Since the 1980s, alumni continue to find new ways to shape, improve, and leave their mark at the DC Bar.
On June 11, the District of Columbia Bar (DC Bar) swore in Susan M. Hoffman, JD '79, as president for the 2019-2020 term. Ms. Hoffman is the 48th president of the DC Bar and joins a long list of GW Law alumni who have also served as president. The organization is the second-largest unified bar in the country with approximately 100,000 members in all 50 states and more than 80 countries.
Ms. Hoffman, who is currently Crowell & Moring’s full-time pro bono partner, has dedicated her career to pro bono and community work. She became the nation’s first pro bono counsel in 1988 when she joined Crowell & Moring.
During her tenure as DC Bar President, Ms. Hoffman plans to focus on promoting pro bono legal services, engaging lawyers to enhance civic education in local schools, and hosting a two-day conference to celebrate the 100th anniversary of the 19th Amendment granting women the right to vote.
“The primary reason that I wanted to be your Bar president was to champion pro bono work and improve access to justice for all individuals regardless of income, position, or power,” Ms. Hoffman said at the DC Bar's Celebration of Leadership Awards Dinner and Annual Meeting. “It is often easy for us to navigate through our daily lives in a bubble of affluence where we commute from comfortable neighborhoods to well-appointed offices, without seeing this other side of DC.”
Ms. Hoffman joins many other GW Law alumni who have served as president over the last few decades. A few selected members shared their thoughts on GW Law's long-standing connection to this organization and the importance of serving in this role.
Most recently, Patrick McGlone, JD '86, served as the 46th president. Mr. McGlone, who serves as Ullico's senior vice president, general counsel and chief compliance officer since 2012, focused on the pressing issues facing the legal practice and the Bar, from respecting the rule of law given the current political climate to defending an independent judiciary during his term in 2017-2018.
Andrea Ferster, JD '84, was the president from 2013-2014. During her tenure, she began a community-wide discussion about the need to address the legal problems faced by people who earn too much to qualify for free legal services but not enough to afford to hire a lawyer—and the role lawyers can play to address this gap by providing "low bono," (i.e., reduced fee and legal services) to modest means individuals. That effort, Ms. Ferster said, has now born fruit in the creation of several initiatives, including the DC Reduced Fee Lawyer and Mediator Referral Service, a new organization that she co-chairs, which has recently launched an online directory of reduced fee lawyers. As for her time as president, she said that being able to serve in that capacity was a significant "highlight" in her career.
Those who are involved with the organization support its mission and find ways to improve the legal system.

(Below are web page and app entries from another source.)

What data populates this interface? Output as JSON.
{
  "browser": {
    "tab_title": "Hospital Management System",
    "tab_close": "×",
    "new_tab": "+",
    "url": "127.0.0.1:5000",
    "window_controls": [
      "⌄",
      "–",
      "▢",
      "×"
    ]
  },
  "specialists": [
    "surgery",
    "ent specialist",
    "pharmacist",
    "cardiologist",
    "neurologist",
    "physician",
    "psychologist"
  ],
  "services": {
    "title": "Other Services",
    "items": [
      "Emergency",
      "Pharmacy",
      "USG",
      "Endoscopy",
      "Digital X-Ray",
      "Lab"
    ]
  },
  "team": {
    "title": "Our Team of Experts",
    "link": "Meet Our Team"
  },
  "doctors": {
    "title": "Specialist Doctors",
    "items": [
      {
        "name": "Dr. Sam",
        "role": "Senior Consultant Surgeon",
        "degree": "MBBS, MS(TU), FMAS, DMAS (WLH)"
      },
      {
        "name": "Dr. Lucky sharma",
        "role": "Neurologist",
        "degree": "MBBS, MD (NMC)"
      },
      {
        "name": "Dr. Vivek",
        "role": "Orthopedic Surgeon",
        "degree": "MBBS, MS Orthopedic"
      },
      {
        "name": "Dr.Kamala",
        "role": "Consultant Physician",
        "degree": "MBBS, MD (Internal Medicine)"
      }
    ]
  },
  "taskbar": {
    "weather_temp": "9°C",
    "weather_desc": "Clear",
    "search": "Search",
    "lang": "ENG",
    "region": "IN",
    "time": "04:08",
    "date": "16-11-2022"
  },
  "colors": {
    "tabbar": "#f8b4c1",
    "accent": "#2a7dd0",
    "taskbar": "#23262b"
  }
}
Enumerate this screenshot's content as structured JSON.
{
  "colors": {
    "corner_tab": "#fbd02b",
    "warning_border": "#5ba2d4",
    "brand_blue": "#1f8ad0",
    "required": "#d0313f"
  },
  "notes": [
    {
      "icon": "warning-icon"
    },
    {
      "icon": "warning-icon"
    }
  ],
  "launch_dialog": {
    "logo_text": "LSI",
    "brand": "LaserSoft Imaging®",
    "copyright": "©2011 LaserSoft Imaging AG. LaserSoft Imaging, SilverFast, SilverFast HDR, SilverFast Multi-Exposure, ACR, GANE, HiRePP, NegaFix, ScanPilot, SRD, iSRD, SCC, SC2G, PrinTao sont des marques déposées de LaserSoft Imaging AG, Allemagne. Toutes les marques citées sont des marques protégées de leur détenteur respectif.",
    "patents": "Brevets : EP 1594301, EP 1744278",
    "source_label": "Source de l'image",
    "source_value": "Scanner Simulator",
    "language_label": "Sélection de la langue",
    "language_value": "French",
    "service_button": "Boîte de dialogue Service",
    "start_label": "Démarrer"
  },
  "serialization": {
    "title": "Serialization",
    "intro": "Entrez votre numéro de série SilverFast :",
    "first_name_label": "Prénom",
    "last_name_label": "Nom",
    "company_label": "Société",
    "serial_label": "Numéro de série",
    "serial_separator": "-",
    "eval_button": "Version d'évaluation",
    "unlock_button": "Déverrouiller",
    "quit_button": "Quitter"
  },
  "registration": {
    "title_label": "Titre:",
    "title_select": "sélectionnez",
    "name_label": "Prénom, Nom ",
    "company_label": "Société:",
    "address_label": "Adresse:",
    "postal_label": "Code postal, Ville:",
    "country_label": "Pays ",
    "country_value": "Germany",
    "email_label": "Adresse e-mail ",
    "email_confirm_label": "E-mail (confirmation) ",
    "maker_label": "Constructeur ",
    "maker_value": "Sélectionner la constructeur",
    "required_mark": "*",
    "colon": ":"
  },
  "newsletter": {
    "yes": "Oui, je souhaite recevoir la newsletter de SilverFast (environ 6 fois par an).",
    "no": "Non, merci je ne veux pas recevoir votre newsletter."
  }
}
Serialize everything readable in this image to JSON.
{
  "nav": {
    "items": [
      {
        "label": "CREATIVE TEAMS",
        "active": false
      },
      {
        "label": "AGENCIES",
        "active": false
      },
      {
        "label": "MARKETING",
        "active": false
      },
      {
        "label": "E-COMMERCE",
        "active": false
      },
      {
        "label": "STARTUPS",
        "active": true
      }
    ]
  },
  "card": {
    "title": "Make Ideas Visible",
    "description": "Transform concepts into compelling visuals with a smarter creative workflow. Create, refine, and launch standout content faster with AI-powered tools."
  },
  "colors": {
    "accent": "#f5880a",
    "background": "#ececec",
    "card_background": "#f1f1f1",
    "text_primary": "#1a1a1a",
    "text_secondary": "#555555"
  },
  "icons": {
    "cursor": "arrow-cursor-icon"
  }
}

According to an announcement, "At the core of the Bar's mission is the charge to not only assist members but to protect the public … Since its inception, the Bar has kept a fundamental commitment to protect the integrity of the profession."
Under Darrell Mottley's, JD '00, leadership, the DC Bar entered into the era of social media, and this led the organization to find new ways to communicate with its members. The first blog, DC Bar Voices, launched when he served as president. "I was pleased to start the blog with a post on pro bono service," he said. He served as president from 2011-2012. During Mr. Mottley's term, he supported the organization's pro bono efforts with service in various clinics in the DC Bar Pro Bono Center. He dedicated his time to get more lawyers involved in Bar service as well as in pro bono service in the District. Mr. Mottley described his time as president as "rewarding" and added that many alumni tend to stay in the DC area not only for their career, but because they also want to "give back" to the community.
Joan H. Strand, Professor Emeritus in Residence of Clinical Law and JD '75, served as president from 1999-2000. Professor Strand believes that GW Law has a strong connection to the organization because public service is an important value stressed by the law school. "I think that many of us who teach at GW Law want students to recognize that beyond getting jobs and repaying loans, lawyers have a responsibility to give back to the community and that there are many ways to do that," she said. "Taking on leadership roles in the Bar is another way to fulfill that obligation."
Additional Participation in the DC Bar
1982-83: Jacob A. Stein - Class of '48; GW Law Professorial Lecturer in Law
1990-91: Sara-Ann Determan - Class of '67
1991-92: James Robertson - Class of '65
2011-12: Darrel Hottley - Class of '00
2013-14: Andrea C. Fester - Class of '84
2016-17: Annamaria Steward - Class of '99
2017-18: Patrick McGlone - Class of '86
2019-20: Susan M. Hoffman - Class of '79
1978-79: Robert L. Weinberg - GW Law Professorial Lecturer in Law
1996-97: Myles V. Lynk - GW Law Visiting Professor
1999-2000: Joan H. Strand - Class of '75; GW Law Professor Emeritus in Residence of Clinical Law